In this article, you will find:

  • An overview of why individuals who have been convicted of impaired driving may not be allowed to enter Canada.
  • Information on how individuals who have been convicted of impaired driving can overcome their inadmissibility to Canada.

Citizens of many countries may be surprised to discover that if you have been convicted of driving under the influence of alcohol (DUI), you can be found criminally inadmissible to Canada. If you are found criminally inadmissible to Canada, you will not be allowed to enter the country.

This comes as a surprise to many because in most countries, impaired driving is seen as a minor or misdemeanor offence. In Canada however, driving while impaired is seen as a more serious crime and is likely to cause a person who has been convicted of such offense to be denied entry into Canada. This is due to Canadian law which provides that a person can be deemed criminally inadmissible to Canada if they have committed a crime outside of Canada that, if committed in Canada, would constitute a serious crime.

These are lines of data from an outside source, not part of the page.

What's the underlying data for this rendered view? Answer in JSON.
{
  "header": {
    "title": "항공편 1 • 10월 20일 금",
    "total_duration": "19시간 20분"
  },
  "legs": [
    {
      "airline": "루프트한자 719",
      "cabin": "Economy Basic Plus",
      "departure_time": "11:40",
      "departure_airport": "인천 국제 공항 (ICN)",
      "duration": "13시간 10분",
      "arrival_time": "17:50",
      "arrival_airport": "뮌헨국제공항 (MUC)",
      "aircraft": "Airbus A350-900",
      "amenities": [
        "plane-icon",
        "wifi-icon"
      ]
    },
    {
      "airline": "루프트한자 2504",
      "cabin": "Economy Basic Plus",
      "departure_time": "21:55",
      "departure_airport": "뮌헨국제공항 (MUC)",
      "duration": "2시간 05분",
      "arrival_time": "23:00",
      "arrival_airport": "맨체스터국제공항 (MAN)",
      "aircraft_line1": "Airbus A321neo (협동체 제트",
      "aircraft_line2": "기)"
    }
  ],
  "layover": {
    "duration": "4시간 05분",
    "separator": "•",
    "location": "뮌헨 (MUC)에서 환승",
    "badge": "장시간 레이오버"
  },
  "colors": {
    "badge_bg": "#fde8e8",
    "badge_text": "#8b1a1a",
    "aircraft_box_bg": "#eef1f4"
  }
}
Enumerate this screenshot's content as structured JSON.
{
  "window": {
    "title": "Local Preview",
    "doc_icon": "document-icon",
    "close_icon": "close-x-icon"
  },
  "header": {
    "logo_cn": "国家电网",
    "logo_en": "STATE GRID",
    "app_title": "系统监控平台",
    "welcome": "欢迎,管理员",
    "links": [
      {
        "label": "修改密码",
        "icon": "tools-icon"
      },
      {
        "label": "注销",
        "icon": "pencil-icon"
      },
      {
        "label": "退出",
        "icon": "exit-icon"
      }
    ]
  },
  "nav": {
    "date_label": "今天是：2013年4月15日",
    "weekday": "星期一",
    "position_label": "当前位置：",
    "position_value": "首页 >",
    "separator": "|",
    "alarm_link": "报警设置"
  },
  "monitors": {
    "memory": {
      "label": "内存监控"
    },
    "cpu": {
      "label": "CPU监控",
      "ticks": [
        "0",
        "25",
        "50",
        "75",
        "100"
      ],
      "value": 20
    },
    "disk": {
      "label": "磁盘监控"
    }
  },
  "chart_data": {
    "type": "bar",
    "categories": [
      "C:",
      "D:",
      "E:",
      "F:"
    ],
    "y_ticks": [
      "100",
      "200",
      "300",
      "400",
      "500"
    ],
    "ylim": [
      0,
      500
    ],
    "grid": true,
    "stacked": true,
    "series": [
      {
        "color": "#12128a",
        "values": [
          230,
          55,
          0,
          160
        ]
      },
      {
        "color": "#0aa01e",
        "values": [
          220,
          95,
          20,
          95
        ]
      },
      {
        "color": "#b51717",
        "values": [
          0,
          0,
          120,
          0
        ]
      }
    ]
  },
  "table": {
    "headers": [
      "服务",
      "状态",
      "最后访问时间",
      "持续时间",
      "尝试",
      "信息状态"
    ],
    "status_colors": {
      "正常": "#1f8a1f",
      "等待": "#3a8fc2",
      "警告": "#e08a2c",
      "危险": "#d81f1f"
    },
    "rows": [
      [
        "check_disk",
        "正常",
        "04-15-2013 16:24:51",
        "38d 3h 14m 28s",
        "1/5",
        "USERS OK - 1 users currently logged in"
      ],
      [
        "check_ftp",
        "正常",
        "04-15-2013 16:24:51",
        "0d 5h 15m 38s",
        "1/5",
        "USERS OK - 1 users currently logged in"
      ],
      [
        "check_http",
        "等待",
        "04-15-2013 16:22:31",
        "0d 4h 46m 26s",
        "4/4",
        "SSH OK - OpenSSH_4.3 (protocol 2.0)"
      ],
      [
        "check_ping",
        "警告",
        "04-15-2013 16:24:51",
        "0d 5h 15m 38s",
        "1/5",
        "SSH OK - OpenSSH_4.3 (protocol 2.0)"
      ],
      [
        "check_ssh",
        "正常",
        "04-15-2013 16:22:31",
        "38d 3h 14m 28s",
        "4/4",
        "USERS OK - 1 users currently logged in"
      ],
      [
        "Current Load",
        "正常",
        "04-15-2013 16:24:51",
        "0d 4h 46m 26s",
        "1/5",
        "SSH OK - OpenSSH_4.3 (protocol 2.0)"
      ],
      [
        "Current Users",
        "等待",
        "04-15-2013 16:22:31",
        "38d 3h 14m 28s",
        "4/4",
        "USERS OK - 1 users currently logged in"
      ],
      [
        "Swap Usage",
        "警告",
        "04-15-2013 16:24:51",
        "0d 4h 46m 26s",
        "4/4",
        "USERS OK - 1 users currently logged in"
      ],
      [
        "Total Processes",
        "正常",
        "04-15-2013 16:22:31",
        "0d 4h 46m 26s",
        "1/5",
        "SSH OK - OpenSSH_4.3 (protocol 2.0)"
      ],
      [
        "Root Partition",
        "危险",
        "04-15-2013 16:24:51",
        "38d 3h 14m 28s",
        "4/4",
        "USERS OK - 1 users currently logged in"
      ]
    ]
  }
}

It is also important to note that Canada will refuse entry to individuals who have been convicted of any sort of impaired driving charge, not just DUIs. Examples of impaired driving offenses include:

  • Driving While Impaired (DWI).
  • Driving While Intoxicated (DWI).
  • Operating Under the Influence (OUI).
  • Wet and Reckless (W&R).
  • Reckless Driving.
  • Driving without Due Care and Attention.

There are certain legal avenues that can allow a person to enter Canada despite being having been convicted of an impaired driving offense.

Article by Colin Singer